"Now we’re talking about where the high school is located, what will happen with K-5 or K-6 populations in both districts. Once we know that, we can talk about the next step, which is transportation,” said Dennis Sweeny, Merger Study Consultant.
Chenango Valley and Chenango Forks have been talking about a merger for years. On Tuesday, officials toured Chenango Forks middle and high schools.
"What they’re looking at is the layout of the building and the capacity. What we need to do is determine for a high school. Which district will host a high school and which district will host a middle school,” said Sweeny.
In October, the Governor's office awarded the districts a $45,000 grant to fund the study.
"The study will take about six months. It started last month and each month we will meet once or twice,” said Doug Hamlin, Merger Study Consultant.
Consultants say there’s still a lot of information to comb through and they want to make sure every angle is looked at.

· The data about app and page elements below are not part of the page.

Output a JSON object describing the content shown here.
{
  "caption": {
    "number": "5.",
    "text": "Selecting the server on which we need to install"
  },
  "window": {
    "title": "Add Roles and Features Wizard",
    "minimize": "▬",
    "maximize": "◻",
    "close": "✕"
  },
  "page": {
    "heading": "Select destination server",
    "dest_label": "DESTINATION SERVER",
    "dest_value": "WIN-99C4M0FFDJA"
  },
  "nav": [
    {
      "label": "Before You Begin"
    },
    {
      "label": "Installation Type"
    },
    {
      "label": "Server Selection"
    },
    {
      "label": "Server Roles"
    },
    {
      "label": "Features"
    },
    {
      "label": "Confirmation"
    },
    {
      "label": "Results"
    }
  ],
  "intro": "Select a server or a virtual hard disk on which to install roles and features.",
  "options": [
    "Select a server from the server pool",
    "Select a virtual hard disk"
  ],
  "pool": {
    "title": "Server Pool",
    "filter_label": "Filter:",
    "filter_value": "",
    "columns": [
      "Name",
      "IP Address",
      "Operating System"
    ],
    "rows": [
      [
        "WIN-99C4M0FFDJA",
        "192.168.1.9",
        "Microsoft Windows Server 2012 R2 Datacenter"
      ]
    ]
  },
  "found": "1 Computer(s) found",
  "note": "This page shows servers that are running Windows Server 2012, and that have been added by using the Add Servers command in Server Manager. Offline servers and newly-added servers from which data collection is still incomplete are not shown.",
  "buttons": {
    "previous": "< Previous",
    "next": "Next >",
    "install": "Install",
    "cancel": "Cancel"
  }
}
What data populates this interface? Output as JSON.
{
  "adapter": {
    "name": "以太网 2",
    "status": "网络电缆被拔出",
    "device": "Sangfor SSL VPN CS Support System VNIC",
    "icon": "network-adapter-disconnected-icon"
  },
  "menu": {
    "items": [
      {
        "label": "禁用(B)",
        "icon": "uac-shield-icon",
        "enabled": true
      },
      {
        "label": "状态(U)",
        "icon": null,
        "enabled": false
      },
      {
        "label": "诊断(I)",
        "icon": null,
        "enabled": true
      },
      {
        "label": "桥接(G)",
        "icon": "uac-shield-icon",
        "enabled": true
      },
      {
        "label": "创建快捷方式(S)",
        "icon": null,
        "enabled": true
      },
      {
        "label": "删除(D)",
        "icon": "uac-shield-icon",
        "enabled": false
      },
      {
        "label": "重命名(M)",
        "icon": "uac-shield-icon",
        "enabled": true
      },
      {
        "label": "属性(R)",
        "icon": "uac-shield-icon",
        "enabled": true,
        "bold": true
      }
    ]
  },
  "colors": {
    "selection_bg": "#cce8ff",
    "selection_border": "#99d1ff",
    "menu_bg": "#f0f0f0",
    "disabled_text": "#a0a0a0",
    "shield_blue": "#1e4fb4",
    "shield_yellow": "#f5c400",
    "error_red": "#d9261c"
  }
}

"Talk about the high school programs and learning results from both districts and then compare those and what a merged district might offer for students. Also look at athletics in terms of what a merged district would look like with the teams and coaches and also extracurricular activities,” said Sweeny.
Andrew Ziegenfus, a Chenango Forks junior, added, "The athletics would offer more opportunities at higher competition, but it might not give everyone an equal opportunity, one team instead of two and twice as many kids trying out for one team."
Issues that officials and committee members say will be picked apart at every juncture of the study to ensure the best choices for everyone involved.
The study needs to be given to the State Education Department by July 1st. Once it's complete, any potential merger would go to a public vote later in the year. If it's approved, re-organization efforts wouldn't begin until the summer of 2014.